Today in history, January 15, 1929, Martin Luther King Jr was born in Atlanta, GA.
As far as we know, there are at least 5 film projects in the works based on either the life of MLK, or some significant period during his 39 years on this planet; most recently announced, and most likely to be made first, is the Paul Greengrass-directed MLK assassination pic, Memphis, which was once a sure-thing, but the studio backing it, Universal Pictures, later backed out of financing and distributing the film; word on the street was that pressure from the MLK estate to call off the project, because they were unhappy with the script, was one of the reasons.
The film, which was supposed to focus on the events leading up to King’s assassination in Memphis, Tennessee, while he was trying to organize the city’s sanitation workers in spring of 1968, was to begin shooting in 2011, for an early 2012 release. Obviously, that didn’t happening.

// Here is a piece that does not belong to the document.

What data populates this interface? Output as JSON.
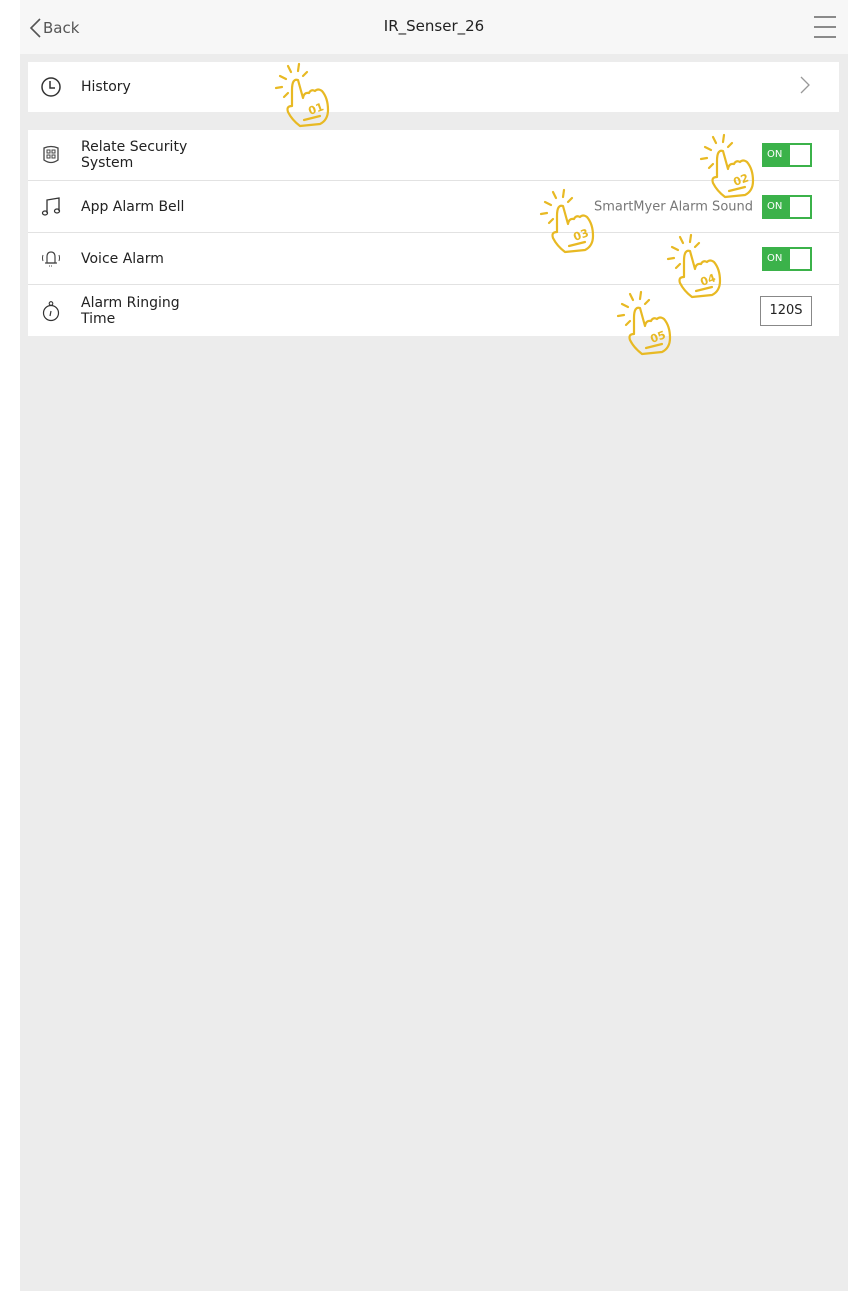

In November of last year, our last update on the project, it was announced that the film was alive again, with French distribution company Wild Bunch getting behind it, and super producer Scott Rudin producing, after almost a year in hiatus, and it just might be up next for Greengrass.
Deadline said that they had read the script, and called it “Oscar caliber stuff.“
But chances are, if the script they were going to go with before is the same that they’ll go with this time around, it looks like it’ll be one of those biopics that is made without the approval of those protecting the image of the subject.
The other MLK projects in the works include, of course, Lee Daniels’ Selma (currently in limbo, and very likely dead, due to financing issues, as well as the very same reasons Greengrass’ project has stalled – the King estate being unhappy with the script); then there’s Oprah’s HBO miniseries (which you’d think would be a go, although no ETA yet); there’s also the Steven Spielberg/DreamWorks project that has the backing of King’s estate (likely will also push forward; after all, it’s Spielberg and Dreamworks, and it has the backing of the estate. It may just be a matter of when), and Wesley Snipes’ planned exploration of J. Edgar Hoover’s campaign to discredit MLK, and the fallout that followed, titled Code Name Zorro (he’s still in prison, right? So, I wouldn’t be looking for this one anytime soon).
In a related project, Malik Yoba is playing MLK opposite Angela Bassett, as Coretta Scott King in the Lifetime original movie project, Betty And Coretta. Although it’s not a film that’s centered on MLK specifically.
As noted, one of the reasons for the holdup in the production of those 2 rather high-profile MLK film projects – both which would (reportedly) emphasize MLK’s vices, and not just revel in hagiography – was Andrew Young’s objections – the civil rights activist, member of the Southern Christian Leadership Conference (SCLC) during the 60s Civil Rights Movement, a supporter and good friend of Martin Luther King, Jr., who played a key role in the events in Birmingham, Alabama, was a strategist and negotiator that influenced the passage of the Civil Rights Act and Voting Rights Act. And also, he was with MLK in Memphis, Tennessee, when he was assassinated in 1968.
Young reportedly objected to scripts which included scenes of marital infidelity during MLK’s final days, among other “vices.”
I haven’t heard much about what Spielberg’s or Oprah’s MLK projects contain in terms of content; given that both seem to be near-sure-things (especially the Spielberg project which has the backing of the King estate); I can only assume that both of those projects are, shall we say, more wholesome, family-friendly tellings of MLK’s life.
But, thus far, none of the projects mentioned above is in production, as far as I know, so, anything’s possible; let’s see which of these makes it first to the finish line.